• Instructions for the task
Within the data beneath, some lines may hold the word "Editar". Give the number of those lines and nothing else.

• Data extracts
#####

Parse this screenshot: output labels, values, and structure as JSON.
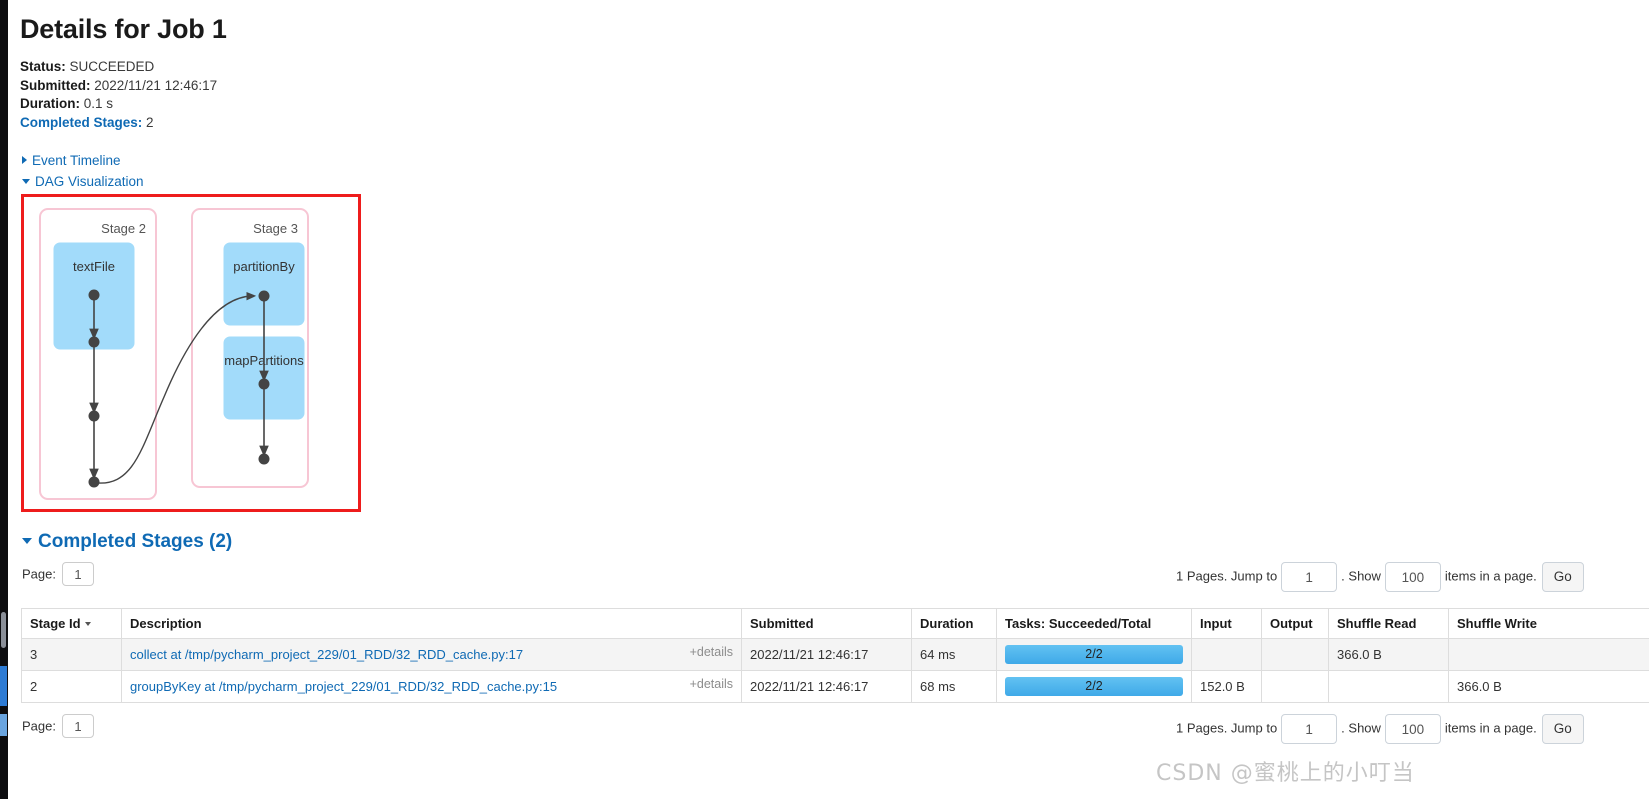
{
  "header": {
    "title": "Details for Job 1"
  },
  "meta": {
    "status_label": "Status:",
    "status_value": "SUCCEEDED",
    "submitted_label": "Submitted:",
    "submitted_value": "2022/11/21 12:46:17",
    "duration_label": "Duration:",
    "duration_value": "0.1 s",
    "completed_stages_label": "Completed Stages:",
    "completed_stages_value": "2"
  },
  "toggles": {
    "event_timeline": "Event Timeline",
    "dag_visualization": "DAG Visualization"
  },
  "dag": {
    "highlight_color": "#ee1c1c",
    "stage_border_color": "#f7c6d4",
    "rdd_fill_color": "#a2dbfa",
    "node_color": "#444444",
    "stages": [
      {
        "label": "Stage 2",
        "rdds": [
          "textFile"
        ]
      },
      {
        "label": "Stage 3",
        "rdds": [
          "partitionBy",
          "mapPartitions"
        ]
      }
    ]
  },
  "stages_section": {
    "heading": "Completed Stages (2)",
    "page_label": "Page:",
    "page_value": "1",
    "pager": {
      "pages_text": "1 Pages. Jump to",
      "jump_value": "1",
      "show_text": ". Show",
      "show_value": "100",
      "items_text": "items in a page.",
      "go_label": "Go"
    },
    "columns": [
      "Stage Id",
      "Description",
      "Submitted",
      "Duration",
      "Tasks: Succeeded/Total",
      "Input",
      "Output",
      "Shuffle Read",
      "Shuffle Write"
    ],
    "sorted_column": "Stage Id",
    "rows": [
      {
        "stage_id": "3",
        "description": "collect at /tmp/pycharm_project_229/01_RDD/32_RDD_cache.py:17",
        "details_label": "+details",
        "submitted": "2022/11/21 12:46:17",
        "duration": "64 ms",
        "tasks": "2/2",
        "tasks_pct": 100,
        "input": "",
        "output": "",
        "shuffle_read": "366.0 B",
        "shuffle_write": ""
      },
      {
        "stage_id": "2",
        "description": "groupByKey at /tmp/pycharm_project_229/01_RDD/32_RDD_cache.py:15",
        "details_label": "+details",
        "submitted": "2022/11/21 12:46:17",
        "duration": "68 ms",
        "tasks": "2/2",
        "tasks_pct": 100,
        "input": "152.0 B",
        "output": "",
        "shuffle_read": "",
        "shuffle_write": "366.0 B"
      }
    ]
  },
  "footer": {
    "page_label": "Page:",
    "page_value": "1",
    "pager": {
      "pages_text": "1 Pages. Jump to",
      "jump_value": "1",
      "show_text": ". Show",
      "show_value": "100",
      "items_text": "items in a page.",
      "go_label": "Go"
    }
  },
  "watermark": {
    "text": "CSDN @蜜桃上的小叮当"
  }
}
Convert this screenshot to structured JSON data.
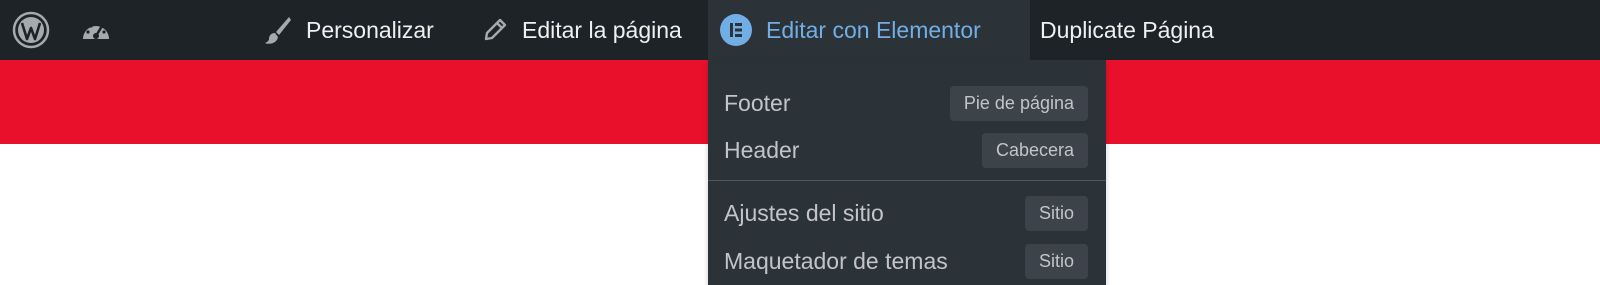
{
  "adminbar": {
    "wp_logo_icon": "wordpress-logo-icon",
    "dashboard_icon": "dashboard-gauge-icon",
    "customize_label": "Personalizar",
    "customize_icon": "paintbrush-icon",
    "edit_label": "Editar la página",
    "edit_icon": "pencil-icon",
    "elementor_label": "Editar con Elementor",
    "elementor_icon": "elementor-logo-icon",
    "duplicate_label": "Duplicate Página"
  },
  "colors": {
    "bar_bg": "#1d2327",
    "dropdown_bg": "#2c3338",
    "accent_link": "#72aee6",
    "red_band": "#e8102a",
    "elementor_icon_bg": "#72aee6"
  },
  "dropdown": {
    "items": [
      {
        "label": "Footer",
        "badge": "Pie de página"
      },
      {
        "label": "Header",
        "badge": "Cabecera"
      },
      {
        "label": "Ajustes del sitio",
        "badge": "Sitio"
      },
      {
        "label": "Maquetador de temas",
        "badge": "Sitio"
      }
    ]
  }
}
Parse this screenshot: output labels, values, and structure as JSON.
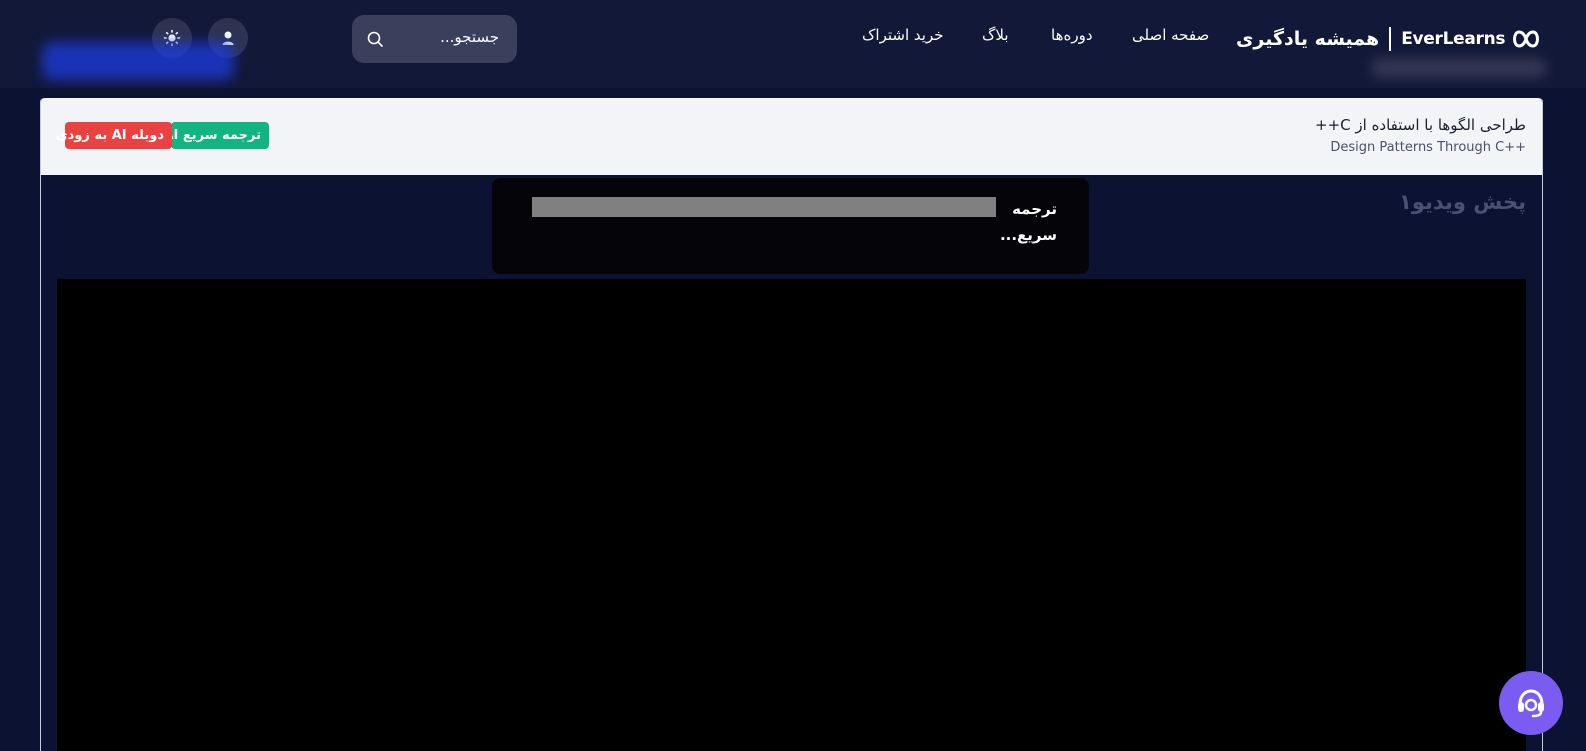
{
  "header": {
    "logo_fa": "همیشه یادگیری",
    "logo_en": "EverLearns",
    "nav": {
      "home": "صفحه اصلی",
      "courses": "دوره‌ها",
      "blog": "بلاگ",
      "subscribe": "خرید اشتراک"
    },
    "search": {
      "placeholder": "جستجو..."
    }
  },
  "course": {
    "title": "طراحی الگوها با استفاده از C++",
    "subtitle": "Design Patterns Through C++",
    "badges": {
      "translate": "ترجمه سریع AI",
      "dub": "دوبله AI به زودی"
    }
  },
  "player": {
    "section_title": "پخش ویدیو۱",
    "overlay_label": "ترجمه سریع...",
    "translation_progress": 1.0
  },
  "colors": {
    "background": "#0c1231",
    "header": "#111838",
    "badge_translate": "#12b57f",
    "badge_dub": "#ea4141",
    "support": "#7a5cf0"
  }
}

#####

• Written response
2